definitely. On Monday night that door was blasted wide open with a fantastic and brilliant
boom. People had read my book: important people. Rebecca McNally – Publishing Director at Bloomsbury – spoke about what the prize would mean. It sounded amazing. There were words like published and future and nurture and writer in it. I can’t remember more – my brain was blasted too.
Then Jonathan Douglas – who is the Director of the National Literacy Trust – a natural
raconteur – stood on the stage and read excerpts from my book. He brought my cats to life. He gave them accents and gestures. He made them real. I was wearing boots. They
moved a few inches above the ground.
I won the prize: a publishing contract with Bloomsbury. My own book, a real book, with an
ISBN number and a cover and a spine with my name on it, and perhaps – who knows at
this stage – but perhaps beautiful endpapers (I love endpapers). I am going to be a writer;
not a secret writer but a real one. I’ve had confirmation: yes, you can write, we’re not
laughing, here is your new definition, hold it in both hands, it’s precious. The change in
temperature, walking through to the other side of the door, was extreme.
On Tuesday I met my editor, Zoe Griffiths, Senior Commissioning Editor at Bloomsbury.
She has a tattoo on her wrist that says Love Wins. This is a theme in my book. This is
meant to be (although on first glance I thought it said Love Wine, which was quite exciting
too). Zoe has a mind full of ideas, blood full of books, and a heart full of kindness.
Yesterday when I got home from boarding duty at school I had a Bloomsbury envelope
(that is exciting in itself – I will keep every one) and the manuscript of my book with all
Zoe’s notes and a long, encouraging letter about the rewrite. As she said to me, “It’s really
It is. I entered a competition because my best friend Katherine sent me an email from the
National Literacy Trust. On Friday she sent me another one from the NLT – ‘Dear, you’re
mentioned in this’, and there I was with a photo from Monday night. Now my foot is in the
door. Next July I hope to hold my book in my hands. The children I teach have been so
amazing. Putting an article on the whiteboard from the TES and asking my Year Five tutor
group to sit on the carpet and read it while I watched their eyes change – that was pure
magic. Tamby in Year Seven told me I was being authentically myself. My friends and
family have been just wonderful. Who knew people could be so happy for me?
And you know all of this lies in wait for you. You know it. If you’re a bit too friendly with

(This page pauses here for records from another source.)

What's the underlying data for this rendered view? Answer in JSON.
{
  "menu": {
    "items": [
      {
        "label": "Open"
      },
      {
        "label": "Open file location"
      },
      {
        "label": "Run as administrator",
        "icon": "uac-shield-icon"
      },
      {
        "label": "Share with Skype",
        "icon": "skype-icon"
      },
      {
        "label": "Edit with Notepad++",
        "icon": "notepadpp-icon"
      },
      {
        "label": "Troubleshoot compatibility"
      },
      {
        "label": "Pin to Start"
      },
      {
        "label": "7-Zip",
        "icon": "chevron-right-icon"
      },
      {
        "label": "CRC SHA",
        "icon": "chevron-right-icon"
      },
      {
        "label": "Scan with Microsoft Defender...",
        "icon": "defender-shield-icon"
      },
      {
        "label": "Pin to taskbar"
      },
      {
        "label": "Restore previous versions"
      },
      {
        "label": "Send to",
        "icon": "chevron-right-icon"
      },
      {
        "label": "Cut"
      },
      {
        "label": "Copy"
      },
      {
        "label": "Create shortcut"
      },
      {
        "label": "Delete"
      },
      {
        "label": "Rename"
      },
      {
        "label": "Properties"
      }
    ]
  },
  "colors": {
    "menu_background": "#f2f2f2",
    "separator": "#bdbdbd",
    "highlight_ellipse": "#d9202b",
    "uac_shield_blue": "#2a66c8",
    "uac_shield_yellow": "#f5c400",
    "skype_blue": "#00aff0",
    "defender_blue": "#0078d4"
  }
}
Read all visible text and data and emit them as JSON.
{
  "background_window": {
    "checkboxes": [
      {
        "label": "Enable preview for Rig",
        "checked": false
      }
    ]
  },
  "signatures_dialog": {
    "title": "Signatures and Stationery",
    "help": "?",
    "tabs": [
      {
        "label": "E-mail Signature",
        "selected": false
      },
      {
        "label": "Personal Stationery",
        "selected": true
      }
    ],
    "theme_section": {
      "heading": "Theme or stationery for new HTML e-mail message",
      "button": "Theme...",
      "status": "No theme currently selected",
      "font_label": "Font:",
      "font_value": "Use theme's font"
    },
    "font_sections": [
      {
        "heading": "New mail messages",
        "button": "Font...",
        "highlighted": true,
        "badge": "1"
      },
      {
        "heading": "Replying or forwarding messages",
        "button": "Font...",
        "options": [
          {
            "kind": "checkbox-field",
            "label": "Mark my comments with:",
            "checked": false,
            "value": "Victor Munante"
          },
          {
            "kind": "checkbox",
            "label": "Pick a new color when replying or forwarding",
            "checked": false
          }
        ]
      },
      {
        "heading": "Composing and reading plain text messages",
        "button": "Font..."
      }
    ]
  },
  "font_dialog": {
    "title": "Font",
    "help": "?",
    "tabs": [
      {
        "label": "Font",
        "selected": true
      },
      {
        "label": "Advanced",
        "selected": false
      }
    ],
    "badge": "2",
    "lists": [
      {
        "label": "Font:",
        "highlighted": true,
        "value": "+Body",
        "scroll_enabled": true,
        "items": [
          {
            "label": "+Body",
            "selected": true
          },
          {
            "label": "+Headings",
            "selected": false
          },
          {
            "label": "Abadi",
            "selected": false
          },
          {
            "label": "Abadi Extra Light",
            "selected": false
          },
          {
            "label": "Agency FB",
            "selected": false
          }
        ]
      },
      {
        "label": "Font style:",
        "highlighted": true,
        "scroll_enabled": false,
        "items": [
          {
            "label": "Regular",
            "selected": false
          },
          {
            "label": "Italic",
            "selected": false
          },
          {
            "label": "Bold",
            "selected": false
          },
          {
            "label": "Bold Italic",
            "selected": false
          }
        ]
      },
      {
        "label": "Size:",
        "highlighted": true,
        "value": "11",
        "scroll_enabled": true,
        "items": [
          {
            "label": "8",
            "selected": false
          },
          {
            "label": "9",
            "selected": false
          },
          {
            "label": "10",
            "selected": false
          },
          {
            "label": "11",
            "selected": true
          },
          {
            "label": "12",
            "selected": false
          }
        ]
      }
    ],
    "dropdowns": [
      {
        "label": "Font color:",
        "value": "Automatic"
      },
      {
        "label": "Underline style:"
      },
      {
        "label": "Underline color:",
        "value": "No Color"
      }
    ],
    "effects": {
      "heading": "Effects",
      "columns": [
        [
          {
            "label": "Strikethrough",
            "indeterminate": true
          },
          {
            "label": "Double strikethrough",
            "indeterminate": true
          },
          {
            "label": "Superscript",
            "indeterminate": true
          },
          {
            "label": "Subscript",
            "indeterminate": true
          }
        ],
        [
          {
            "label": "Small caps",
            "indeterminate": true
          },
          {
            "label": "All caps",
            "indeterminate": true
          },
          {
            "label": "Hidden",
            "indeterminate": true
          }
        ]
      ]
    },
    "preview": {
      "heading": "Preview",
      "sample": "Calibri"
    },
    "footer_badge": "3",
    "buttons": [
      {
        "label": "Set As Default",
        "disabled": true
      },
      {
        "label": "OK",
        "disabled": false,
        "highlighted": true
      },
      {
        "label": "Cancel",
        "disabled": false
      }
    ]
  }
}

midnight. If you write or draw in the strangled time between the dictates of work and the
dark, quiet time of solitary you: that bit of time that is perfectly yourself, when you are
finally alone and can entertain the feeling (Oh, I can write now, or paint, or draw, or take
photos or animate – whatever it is you do, that moment, that little humming light inside that
is always there and is the truest part of you and cannot be extinguished because it is you);
and then you are absorbed till you come out the other side. If you live in the shadowy
world of self doubt till a publishing contract breaks the cycle and all that pretending, all of
it, becomes a reality and you want to shake hands with the person who did all the work
and kept going, kept thinking I’m deluding myself, but I’ll do it anyway, I won’t put my head
through this computer screen. If that’s you, like it is me, then keep going. Smash open
doors. Take what life can give you with both hands and hold on tight. Make your pictures
I was born in Clifton in Bristol. I studied English at Queen Mary and Westfield College, University of London. I taught in Hackney and Tower Hamlets, then moved to Rome where I taught in an international school for three years. I now live in Exeter and am Head of English and Drama at Exeter Cathedral School – a job I love. I have been writing since I was four years old. I’ve always written for children and young adults. Malkin Moonlight will be my first published book – hopefully in July 2016 – I am very, very excited to have joined Bloomsbury’s list of children’s authors. I think the year ahead is going to be the most exciting of my life. I can’t wait for all it will bring.